February 22, 2021
If you don’t think there’s a bubble brewing in the stock market, look no further than Tesla.
The electric car maker’s stock opened 2020’s first trading day at a split-adjusted $89.40 per share. It closed on the last trading day of 2020 at $705.67 per share, an eight-fold increase. At the time, the company had yet to log a profitable year, and only recently did so.
It’s as if the stock market were predicting a quick end to the internal combustion engine and a mandate for everyone to drive electric vehicles, specifically a Tesla.
How else can you explain why Tesla’s market capitalization (around $830 billion) is currently greater than the world’s next 10 most valuable automotive companies combined? That means Telsa is more valuable than all of Toyota, Volkswagen, Daimler, GM, BMW, Hyundai, Ferrari, Honda, Fiat, and Ford. The total market cap of those 10 companies is $737 billion.
Do investors really believe there will soon be more Tesla models on the road than all those other companies put together?
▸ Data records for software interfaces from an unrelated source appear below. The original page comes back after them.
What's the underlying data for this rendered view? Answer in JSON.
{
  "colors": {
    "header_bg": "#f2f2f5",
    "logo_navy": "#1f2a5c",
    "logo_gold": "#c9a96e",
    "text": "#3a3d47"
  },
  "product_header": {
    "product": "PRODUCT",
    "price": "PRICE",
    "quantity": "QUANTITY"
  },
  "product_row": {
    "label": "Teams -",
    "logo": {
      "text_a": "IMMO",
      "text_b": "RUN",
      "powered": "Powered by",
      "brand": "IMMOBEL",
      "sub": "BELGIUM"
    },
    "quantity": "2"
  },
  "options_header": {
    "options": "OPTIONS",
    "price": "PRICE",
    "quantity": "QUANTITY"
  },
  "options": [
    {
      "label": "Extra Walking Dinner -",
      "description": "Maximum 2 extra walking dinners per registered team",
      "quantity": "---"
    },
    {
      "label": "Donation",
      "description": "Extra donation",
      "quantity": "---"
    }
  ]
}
Toyota alone sold 17 times more cars through November 2020 than Tesla did all year. Also, Tesla lost $862 million last year while Toyota made $13 billion. Toyota’s stock trades for 9 times earnings and pays a dividend yield of 2.7 percent, which is more than 2.5 times the current yield on the 10-year Treasury note.
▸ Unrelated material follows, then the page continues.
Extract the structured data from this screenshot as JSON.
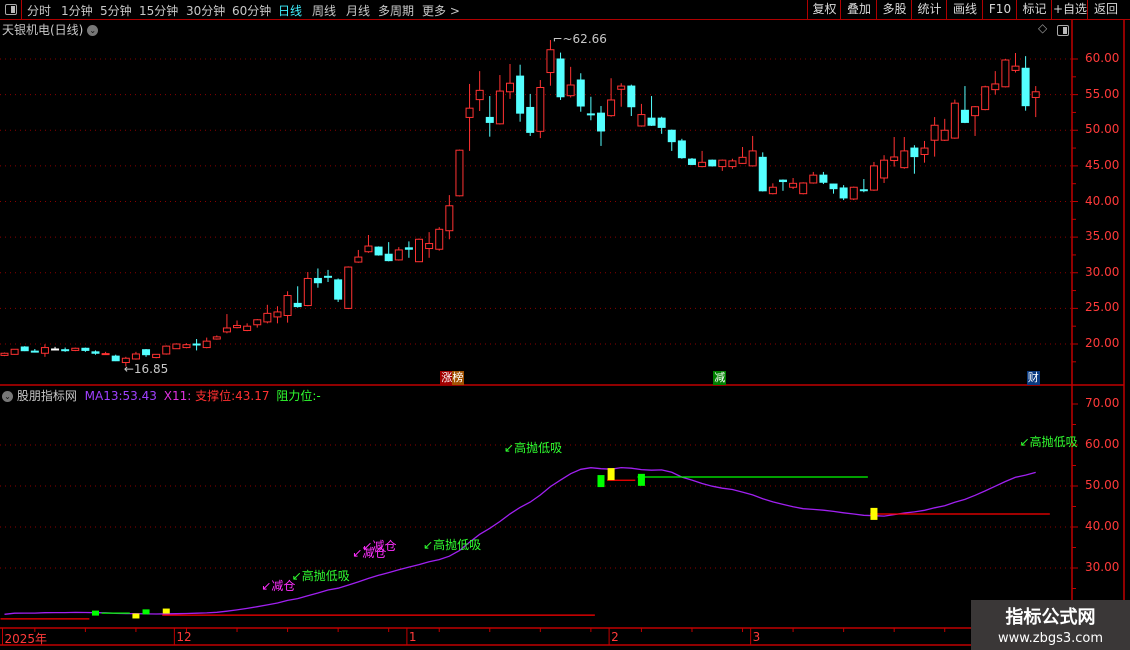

Yet, the valuations are what they are.
This is the kind of wild, speculative, behavior you see at the end of a bull market.